The core premise of Republican health care reform is the same it's always been: their focus is on lowering costs for the relatively affluent who already have coverage, rather than expanding coverage for those who lack it. That this does little to constrain overall system expenditures, because the uninsured will continue to get (much more expensive) emergency room care, continually seems to elude them. At a values level, they seem not to care at all that millions will remain uninsured because they can't afford coverage.

The worst of it? This bottomlessly cynical and real-world counterproductive strategy might work. I don't think they'll get outright repeal, but between their political skill, the Democrats' gutlessness and the nature of how policy debates are covered, they might manage to de-fund the ACA and render it dead on the books.

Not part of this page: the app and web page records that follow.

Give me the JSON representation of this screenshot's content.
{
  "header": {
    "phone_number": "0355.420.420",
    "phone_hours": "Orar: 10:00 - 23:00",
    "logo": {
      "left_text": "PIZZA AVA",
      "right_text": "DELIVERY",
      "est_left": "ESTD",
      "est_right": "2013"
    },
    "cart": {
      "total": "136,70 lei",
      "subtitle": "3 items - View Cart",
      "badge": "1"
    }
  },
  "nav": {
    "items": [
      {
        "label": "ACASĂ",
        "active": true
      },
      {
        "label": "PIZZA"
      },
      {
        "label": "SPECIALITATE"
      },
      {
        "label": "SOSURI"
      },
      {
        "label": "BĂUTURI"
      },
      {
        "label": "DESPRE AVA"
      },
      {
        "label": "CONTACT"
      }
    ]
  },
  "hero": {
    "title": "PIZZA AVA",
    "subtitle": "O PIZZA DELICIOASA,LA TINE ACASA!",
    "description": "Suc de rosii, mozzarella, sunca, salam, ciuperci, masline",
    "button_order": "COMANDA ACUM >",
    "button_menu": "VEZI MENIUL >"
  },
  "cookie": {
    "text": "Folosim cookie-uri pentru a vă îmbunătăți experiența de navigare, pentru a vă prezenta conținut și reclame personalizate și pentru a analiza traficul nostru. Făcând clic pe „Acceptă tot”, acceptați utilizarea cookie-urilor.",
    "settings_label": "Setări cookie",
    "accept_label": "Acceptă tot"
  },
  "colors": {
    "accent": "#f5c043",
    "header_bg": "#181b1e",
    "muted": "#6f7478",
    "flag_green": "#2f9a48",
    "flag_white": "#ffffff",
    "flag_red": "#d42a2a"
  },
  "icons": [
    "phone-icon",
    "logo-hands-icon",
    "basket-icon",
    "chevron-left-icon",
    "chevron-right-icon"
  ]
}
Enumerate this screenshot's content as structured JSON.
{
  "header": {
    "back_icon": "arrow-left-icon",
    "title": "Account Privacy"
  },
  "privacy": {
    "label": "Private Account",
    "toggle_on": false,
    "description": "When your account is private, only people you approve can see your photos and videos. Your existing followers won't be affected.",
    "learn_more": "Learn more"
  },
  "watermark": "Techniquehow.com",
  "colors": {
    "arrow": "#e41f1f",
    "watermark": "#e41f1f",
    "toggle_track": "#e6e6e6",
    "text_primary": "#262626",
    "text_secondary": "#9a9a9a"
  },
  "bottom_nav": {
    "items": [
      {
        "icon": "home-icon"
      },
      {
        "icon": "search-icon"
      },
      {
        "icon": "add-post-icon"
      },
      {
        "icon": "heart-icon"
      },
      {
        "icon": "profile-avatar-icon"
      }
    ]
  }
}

What a triumph that would be: tens of millions still without health coverage, no regime for controlling costs, but at least we'd be saved from some ignoramus's misguided fear of rampant, icky "socialism."

And needless to say, if we can't even get this right, we're never, ever going to be able to grapple successfully with the larger problems of demographically driven busted budgets, declining global competitiveness and potential environmental disaster that are looming just over the horizon.

1 comment:

Anonymous said...

I guess I just don't get exactly why Dems are so demoralized. They passed huge health care reform, financial reform, disavowed an embrace of torture, put two new faces on the Supreme Court, and have taken pretty good steps (if not absolutely heroic ones) to move things in a good direction in Iraq, Afghanistan and the Israeli-Palestinian conflict. I've never considered myself a huge Obama fan, but that's not too shabby, especially given a Republican opposition in the Senate that has more or less concluded that there's no advantage to them cooperating with almost anything. I understand that it's not the New Deal and that Obama has disappointed many on the left by not going "far enough," but I continue to be puzzled by the conventional wisdom and pundits who seem to think that left-leaning voters would rather sit on their hands in November than show up and stop the Republicans from taking back one or both chambers of Congress. As somebody who has an ear tuned to what people of both political persuasions have to say, it seems to me that most right-leaning talking heads are outraged (surprise, surprise) by all the things the Dems have accomplished. Doesn't that count for something with those who voted Obama in?